Guinness made the announcement this morning, and George and Nasser appeared this afternoon on “The Oprah Winfrey Show.”
Diana Taylor, Titan’s owner, told the San Diego Union-Tribune she didn’t intend to watch the show because she was busy Monday trying to find a swim vest that would fit Titan, her 190-pound deaf, epileptic and partly blind “special needs dog,” for his first water therapy session.
A blog post on Titan’s website site argues that Titan should still be tops. Taylor says she intends to lodge a dispute but won’t exert a lot of energy on a challenge if Titan’s reign is officially over.
Giant George, we should point out, has his own website as well, which, according to Taylor, was part of a massive public relations effort to steal the title away from her dog.
“Regardless of whether he’s the world’s tallest dog or not, he’s still this beautiful deaf and blind Great Dane, and no one can take that away from him,” Taylor said of Titan.
The blog post read, in part:
“Despite the fact that it detracted from our mission of helping rescue and special-needs dogs, I strived to take the high road. But now, after months of having our accomplishment overshadowed by this media blitz-kreig of poor sportsmanship (and on the eve of this dog actually being on Oprah) I’ve decided it’s time to let the public know the truth about ‘Giant’ George.
“…Confused at how to measure his dog, this owner took two official measurements… one at the shoulder and another halfway up the neck. Guinness requirements state an animal must be measured at the shoulder. See below — when measured correctly George is only 39 1/8″ compared to Titan’s certified height of 42.25″.
“George’s ‘record-breaking’ 43″ is based on a measurement halfway up the neck, a procedure that does not follow industry standards or meet Guinness requirements…”
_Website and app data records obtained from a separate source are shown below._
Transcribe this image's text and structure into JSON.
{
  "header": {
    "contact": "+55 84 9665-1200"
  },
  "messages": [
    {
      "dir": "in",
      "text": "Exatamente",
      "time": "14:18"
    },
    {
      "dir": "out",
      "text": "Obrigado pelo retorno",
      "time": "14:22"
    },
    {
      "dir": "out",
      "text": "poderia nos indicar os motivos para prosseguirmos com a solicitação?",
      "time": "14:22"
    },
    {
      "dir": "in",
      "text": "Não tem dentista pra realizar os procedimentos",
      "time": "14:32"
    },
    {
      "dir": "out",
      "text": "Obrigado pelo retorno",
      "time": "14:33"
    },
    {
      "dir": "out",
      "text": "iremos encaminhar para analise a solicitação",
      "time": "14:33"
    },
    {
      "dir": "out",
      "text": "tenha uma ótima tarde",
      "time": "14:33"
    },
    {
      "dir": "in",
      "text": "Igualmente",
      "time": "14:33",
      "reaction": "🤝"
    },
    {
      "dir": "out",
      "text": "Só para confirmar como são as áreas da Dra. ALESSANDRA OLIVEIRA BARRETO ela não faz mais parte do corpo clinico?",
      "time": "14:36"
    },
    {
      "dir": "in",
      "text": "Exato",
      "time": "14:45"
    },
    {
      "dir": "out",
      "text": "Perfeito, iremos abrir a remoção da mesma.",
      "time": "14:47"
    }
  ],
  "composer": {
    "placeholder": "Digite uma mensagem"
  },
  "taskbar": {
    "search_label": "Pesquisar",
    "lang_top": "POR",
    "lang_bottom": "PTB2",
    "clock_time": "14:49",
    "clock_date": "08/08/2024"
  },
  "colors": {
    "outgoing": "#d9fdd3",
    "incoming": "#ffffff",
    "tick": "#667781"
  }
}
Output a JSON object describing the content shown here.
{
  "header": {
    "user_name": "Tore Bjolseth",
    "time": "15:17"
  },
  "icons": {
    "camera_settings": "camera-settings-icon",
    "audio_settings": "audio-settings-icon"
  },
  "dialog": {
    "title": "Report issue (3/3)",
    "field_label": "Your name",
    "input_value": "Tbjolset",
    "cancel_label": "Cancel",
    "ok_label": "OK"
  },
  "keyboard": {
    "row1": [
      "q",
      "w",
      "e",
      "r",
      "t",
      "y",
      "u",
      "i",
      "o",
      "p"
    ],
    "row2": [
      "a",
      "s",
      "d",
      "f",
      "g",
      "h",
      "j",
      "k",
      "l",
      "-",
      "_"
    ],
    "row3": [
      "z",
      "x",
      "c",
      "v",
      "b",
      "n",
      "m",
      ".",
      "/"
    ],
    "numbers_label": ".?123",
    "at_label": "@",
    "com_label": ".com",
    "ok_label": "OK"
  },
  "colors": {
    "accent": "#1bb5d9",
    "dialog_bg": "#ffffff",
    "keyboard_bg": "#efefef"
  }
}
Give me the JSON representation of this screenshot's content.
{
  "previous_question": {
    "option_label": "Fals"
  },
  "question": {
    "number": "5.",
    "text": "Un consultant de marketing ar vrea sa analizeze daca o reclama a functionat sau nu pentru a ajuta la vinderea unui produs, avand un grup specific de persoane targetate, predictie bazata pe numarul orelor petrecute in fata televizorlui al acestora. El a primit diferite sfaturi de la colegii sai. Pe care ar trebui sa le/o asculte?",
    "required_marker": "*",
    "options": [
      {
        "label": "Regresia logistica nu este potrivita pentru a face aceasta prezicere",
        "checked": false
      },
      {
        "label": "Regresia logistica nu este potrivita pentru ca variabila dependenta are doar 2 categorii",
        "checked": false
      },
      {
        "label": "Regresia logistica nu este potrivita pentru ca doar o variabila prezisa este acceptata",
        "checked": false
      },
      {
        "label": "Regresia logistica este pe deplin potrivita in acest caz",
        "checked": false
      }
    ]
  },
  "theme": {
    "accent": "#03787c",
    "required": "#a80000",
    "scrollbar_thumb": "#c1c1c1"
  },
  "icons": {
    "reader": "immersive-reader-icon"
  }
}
Guinness spokeswoman Jamie Panas said last week that Nasser’s claim to the title was one of more than 100 the company received since late last year.“It’s a huge record for us,” she said. “The pet records resonate the most with our readers.”
(Photo: Courtesy of Guinness World Records)
Posted by jwoestendiek February 22nd, 2010 under Muttsblog.
Tags: animals, arizona, blind, blue, contested, david nasser, deaf, diana taylor, dispute, disputed, dogs, george, giant, giant george, gibson, great dane, great danes, guinness, oprah, pets, record, records, san diego, show, tallest, titan, title, tucson, white, winfrey, world, world's tallest dog
Last week we showed you Boomer, the Landseer Newfoundland whose owner hopes to have him proclaimed the world’s tallest dog by the Guinness Book of World Records.
Now, the owner of a Great Dane in Arizona has come forward and plans to give Boomer a run for his money.
Realtor Dave Nasser’s 4-year-old dog, George, stands 42 inches tall and weighs 245 pounds, the Associated Press reports.
Nasser and some friends plan to launch a public relations drive they hope will lead to tallest dog honors, talk shows and maybe even a movie deal.
A Guinness World Records spokesman says since the death last August of Gibson, a 42.2-inch-tall Great Dane, there is no confirmed world’s tallest dog.
After reading of a North Dakota woman’s effort to get her Newf proclaimed World’s Tallest Dog, Nasser and friends decided to launch their own effort as well.
Nasser is working through an application, which requires vital stats recorded by a vet, verification of the dog’s statistics by other witnesses, a video and a press conference. He and his friends are also planning a Facebook fan page for George.
Posted by jwoestendiek October 12th, 2009 under Muttsblog.
Tags: arizona, book, boomer, dave nasser, dog, george, gibson, great dane, guinness, height, landseer, newfoundland, north dakota, owners, publicity, record, size, tall, tallest, world records, world's tallest dog